- About this task -
The full set of records must be printed exactly as given.

***** Data listing *****

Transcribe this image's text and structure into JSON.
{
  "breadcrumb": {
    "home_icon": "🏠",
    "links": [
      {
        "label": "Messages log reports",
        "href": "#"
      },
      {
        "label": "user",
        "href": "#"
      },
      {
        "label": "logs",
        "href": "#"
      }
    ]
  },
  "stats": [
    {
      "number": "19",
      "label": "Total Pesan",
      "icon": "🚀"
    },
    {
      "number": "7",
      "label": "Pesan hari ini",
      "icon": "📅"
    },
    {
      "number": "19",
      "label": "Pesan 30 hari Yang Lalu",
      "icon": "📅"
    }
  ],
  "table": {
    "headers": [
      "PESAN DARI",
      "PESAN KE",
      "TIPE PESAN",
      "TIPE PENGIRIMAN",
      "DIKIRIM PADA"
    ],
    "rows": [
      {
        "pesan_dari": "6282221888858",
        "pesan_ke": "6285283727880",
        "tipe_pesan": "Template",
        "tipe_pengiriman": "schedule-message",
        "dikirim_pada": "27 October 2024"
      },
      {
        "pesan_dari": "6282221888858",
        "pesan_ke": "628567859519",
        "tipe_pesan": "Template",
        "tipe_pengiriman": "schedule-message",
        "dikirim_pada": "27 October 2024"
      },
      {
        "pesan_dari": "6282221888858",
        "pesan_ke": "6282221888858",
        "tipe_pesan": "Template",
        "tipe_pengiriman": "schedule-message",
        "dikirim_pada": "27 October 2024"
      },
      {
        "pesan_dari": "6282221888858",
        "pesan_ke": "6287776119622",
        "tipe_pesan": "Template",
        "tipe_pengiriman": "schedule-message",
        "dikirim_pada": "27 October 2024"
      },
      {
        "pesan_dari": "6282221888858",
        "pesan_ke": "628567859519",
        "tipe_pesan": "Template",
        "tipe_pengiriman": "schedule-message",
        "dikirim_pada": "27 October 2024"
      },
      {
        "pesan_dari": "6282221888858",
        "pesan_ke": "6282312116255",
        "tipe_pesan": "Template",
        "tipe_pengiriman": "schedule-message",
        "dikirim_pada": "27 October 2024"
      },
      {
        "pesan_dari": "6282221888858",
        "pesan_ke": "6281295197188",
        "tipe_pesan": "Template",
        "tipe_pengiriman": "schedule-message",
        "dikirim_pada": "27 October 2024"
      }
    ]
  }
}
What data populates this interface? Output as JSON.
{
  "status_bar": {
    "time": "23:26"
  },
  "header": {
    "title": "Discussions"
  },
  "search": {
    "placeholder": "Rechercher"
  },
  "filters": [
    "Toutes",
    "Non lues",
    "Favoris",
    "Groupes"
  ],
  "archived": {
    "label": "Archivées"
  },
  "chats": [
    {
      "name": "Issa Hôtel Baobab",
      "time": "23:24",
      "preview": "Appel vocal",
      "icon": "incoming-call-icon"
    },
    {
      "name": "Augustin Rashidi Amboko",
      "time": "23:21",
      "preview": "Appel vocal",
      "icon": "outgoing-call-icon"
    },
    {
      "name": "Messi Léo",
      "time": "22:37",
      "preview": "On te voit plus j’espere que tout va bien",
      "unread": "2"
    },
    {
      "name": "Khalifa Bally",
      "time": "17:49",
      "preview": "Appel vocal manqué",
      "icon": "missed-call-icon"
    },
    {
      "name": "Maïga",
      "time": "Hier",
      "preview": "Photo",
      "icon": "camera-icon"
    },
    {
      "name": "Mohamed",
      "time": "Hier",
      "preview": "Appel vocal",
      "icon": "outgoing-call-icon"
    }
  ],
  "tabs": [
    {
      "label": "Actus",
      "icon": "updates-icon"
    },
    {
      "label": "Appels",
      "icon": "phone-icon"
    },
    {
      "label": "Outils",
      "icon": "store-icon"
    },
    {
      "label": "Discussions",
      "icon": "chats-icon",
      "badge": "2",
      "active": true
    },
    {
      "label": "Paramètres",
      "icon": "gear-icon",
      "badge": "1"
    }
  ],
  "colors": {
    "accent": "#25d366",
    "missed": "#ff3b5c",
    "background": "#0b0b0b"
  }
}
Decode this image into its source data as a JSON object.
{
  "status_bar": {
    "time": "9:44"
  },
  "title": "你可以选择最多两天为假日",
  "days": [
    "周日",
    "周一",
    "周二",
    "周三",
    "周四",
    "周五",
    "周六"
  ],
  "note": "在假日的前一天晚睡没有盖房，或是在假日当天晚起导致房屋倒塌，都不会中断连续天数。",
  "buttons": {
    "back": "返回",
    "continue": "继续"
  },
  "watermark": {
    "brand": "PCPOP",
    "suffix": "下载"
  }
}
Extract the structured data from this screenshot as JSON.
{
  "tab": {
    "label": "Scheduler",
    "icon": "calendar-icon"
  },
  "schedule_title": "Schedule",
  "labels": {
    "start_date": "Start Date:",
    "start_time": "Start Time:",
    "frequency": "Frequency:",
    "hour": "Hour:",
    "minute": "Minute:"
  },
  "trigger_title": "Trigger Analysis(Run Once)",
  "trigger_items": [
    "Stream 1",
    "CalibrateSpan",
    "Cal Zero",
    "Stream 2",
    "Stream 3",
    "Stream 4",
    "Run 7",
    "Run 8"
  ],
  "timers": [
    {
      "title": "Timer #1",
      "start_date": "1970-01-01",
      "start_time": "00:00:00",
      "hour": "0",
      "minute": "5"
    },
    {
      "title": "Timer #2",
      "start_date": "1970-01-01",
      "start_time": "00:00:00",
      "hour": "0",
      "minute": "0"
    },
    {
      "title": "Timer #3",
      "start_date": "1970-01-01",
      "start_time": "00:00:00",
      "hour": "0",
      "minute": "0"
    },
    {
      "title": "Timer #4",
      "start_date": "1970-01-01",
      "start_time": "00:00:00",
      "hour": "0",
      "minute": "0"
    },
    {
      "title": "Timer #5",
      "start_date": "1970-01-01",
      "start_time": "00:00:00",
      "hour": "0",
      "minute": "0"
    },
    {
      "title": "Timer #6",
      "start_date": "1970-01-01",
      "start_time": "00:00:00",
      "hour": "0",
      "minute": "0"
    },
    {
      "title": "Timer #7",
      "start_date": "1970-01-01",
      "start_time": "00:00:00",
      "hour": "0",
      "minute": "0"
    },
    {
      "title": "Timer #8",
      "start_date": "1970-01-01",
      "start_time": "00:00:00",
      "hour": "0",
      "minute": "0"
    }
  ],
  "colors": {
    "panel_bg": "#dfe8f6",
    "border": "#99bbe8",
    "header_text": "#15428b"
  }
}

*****

- Solved exercise -
Transcribe this image's text and structure into JSON.
{
  "breadcrumb": {
    "home_icon": "🏠",
    "links": [
      {
        "label": "Messages log reports",
        "href": "#"
      },
      {
        "label": "user",
        "href": "#"
      },
      {
        "label": "logs",
        "href": "#"
      }
    ]
  },
  "stats": [
    {
      "number": "19",
      "label": "Total Pesan",
      "icon": "🚀"
    },
    {
      "number": "7",
      "label": "Pesan hari ini",
      "icon": "📅"
    },
    {
      "number": "19",
      "label": "Pesan 30 hari Yang Lalu",
      "icon": "📅"
    }
  ],
  "table": {
    "headers": [
      "PESAN DARI",
      "PESAN KE",
      "TIPE PESAN",
      "TIPE PENGIRIMAN",
      "DIKIRIM PADA"
    ],
    "rows": [
      {
        "pesan_dari": "6282221888858",
        "pesan_ke": "6285283727880",
        "tipe_pesan": "Template",
        "tipe_pengiriman": "schedule-message",
        "dikirim_pada": "27 October 2024"
      },
      {
        "pesan_dari": "6282221888858",
        "pesan_ke": "628567859519",
        "tipe_pesan": "Template",
        "tipe_pengiriman": "schedule-message",
        "dikirim_pada": "27 October 2024"
      },
      {
        "pesan_dari": "6282221888858",
        "pesan_ke": "6282221888858",
        "tipe_pesan": "Template",
        "tipe_pengiriman": "schedule-message",
        "dikirim_pada": "27 October 2024"
      },
      {
        "pesan_dari": "6282221888858",
        "pesan_ke": "6287776119622",
        "tipe_pesan": "Template",
        "tipe_pengiriman": "schedule-message",
        "dikirim_pada": "27 October 2024"
      },
      {
        "pesan_dari": "6282221888858",
        "pesan_ke": "628567859519",
        "tipe_pesan": "Template",
        "tipe_pengiriman": "schedule-message",
        "dikirim_pada": "27 October 2024"
      },
      {
        "pesan_dari": "6282221888858",
        "pesan_ke": "6282312116255",
        "tipe_pesan": "Template",
        "tipe_pengiriman": "schedule-message",
        "dikirim_pada": "27 October 2024"
      },
      {
        "pesan_dari": "6282221888858",
        "pesan_ke": "6281295197188",
        "tipe_pesan": "Template",
        "tipe_pengiriman": "schedule-message",
        "dikirim_pada": "27 October 2024"
      }
    ]
  }
}
What data populates this interface? Output as JSON.
{
  "status_bar": {
    "time": "23:26"
  },
  "header": {
    "title": "Discussions"
  },
  "search": {
    "placeholder": "Rechercher"
  },
  "filters": [
    "Toutes",
    "Non lues",
    "Favoris",
    "Groupes"
  ],
  "archived": {
    "label": "Archivées"
  },
  "chats": [
    {
      "name": "Issa Hôtel Baobab",
      "time": "23:24",
      "preview": "Appel vocal",
      "icon": "incoming-call-icon"
    },
    {
      "name": "Augustin Rashidi Amboko",
      "time": "23:21",
      "preview": "Appel vocal",
      "icon": "outgoing-call-icon"
    },
    {
      "name": "Messi Léo",
      "time": "22:37",
      "preview": "On te voit plus j’espere que tout va bien",
      "unread": "2"
    },
    {
      "name": "Khalifa Bally",
      "time": "17:49",
      "preview": "Appel vocal manqué",
      "icon": "missed-call-icon"
    },
    {
      "name": "Maïga",
      "time": "Hier",
      "preview": "Photo",
      "icon": "camera-icon"
    },
    {
      "name": "Mohamed",
      "time": "Hier",
      "preview": "Appel vocal",
      "icon": "outgoing-call-icon"
    }
  ],
  "tabs": [
    {
      "label": "Actus",
      "icon": "updates-icon"
    },
    {
      "label": "Appels",
      "icon": "phone-icon"
    },
    {
      "label": "Outils",
      "icon": "store-icon"
    },
    {
      "label": "Discussions",
      "icon": "chats-icon",
      "badge": "2",
      "active": true
    },
    {
      "label": "Paramètres",
      "icon": "gear-icon",
      "badge": "1"
    }
  ],
  "colors": {
    "accent": "#25d366",
    "missed": "#ff3b5c",
    "background": "#0b0b0b"
  }
}
Decode this image into its source data as a JSON object.
{
  "status_bar": {
    "time": "9:44"
  },
  "title": "你可以选择最多两天为假日",
  "days": [
    "周日",
    "周一",
    "周二",
    "周三",
    "周四",
    "周五",
    "周六"
  ],
  "note": "在假日的前一天晚睡没有盖房，或是在假日当天晚起导致房屋倒塌，都不会中断连续天数。",
  "buttons": {
    "back": "返回",
    "continue": "继续"
  },
  "watermark": {
    "brand": "PCPOP",
    "suffix": "下载"
  }
}
Extract the structured data from this screenshot as JSON.
{
  "tab": {
    "label": "Scheduler",
    "icon": "calendar-icon"
  },
  "schedule_title": "Schedule",
  "labels": {
    "start_date": "Start Date:",
    "start_time": "Start Time:",
    "frequency": "Frequency:",
    "hour": "Hour:",
    "minute": "Minute:"
  },
  "trigger_title": "Trigger Analysis(Run Once)",
  "trigger_items": [
    "Stream 1",
    "CalibrateSpan",
    "Cal Zero",
    "Stream 2",
    "Stream 3",
    "Stream 4",
    "Run 7",
    "Run 8"
  ],
  "timers": [
    {
      "title": "Timer #1",
      "start_date": "1970-01-01",
      "start_time": "00:00:00",
      "hour": "0",
      "minute": "5"
    },
    {
      "title": "Timer #2",
      "start_date": "1970-01-01",
      "start_time": "00:00:00",
      "hour": "0",
      "minute": "0"
    },
    {
      "title": "Timer #3",
      "start_date": "1970-01-01",
      "start_time": "00:00:00",
      "hour": "0",
      "minute": "0"
    },
    {
      "title": "Timer #4",
      "start_date": "1970-01-01",
      "start_time": "00:00:00",
      "hour": "0",
      "minute": "0"
    },
    {
      "title": "Timer #5",
      "start_date": "1970-01-01",
      "start_time": "00:00:00",
      "hour": "0",
      "minute": "0"
    },
    {
      "title": "Timer #6",
      "start_date": "1970-01-01",
      "start_time": "00:00:00",
      "hour": "0",
      "minute": "0"
    },
    {
      "title": "Timer #7",
      "start_date": "1970-01-01",
      "start_time": "00:00:00",
      "hour": "0",
      "minute": "0"
    },
    {
      "title": "Timer #8",
      "start_date": "1970-01-01",
      "start_time": "00:00:00",
      "hour": "0",
      "minute": "0"
    }
  ],
  "colors": {
    "panel_bg": "#dfe8f6",
    "border": "#99bbe8",
    "header_text": "#15428b"
  }
}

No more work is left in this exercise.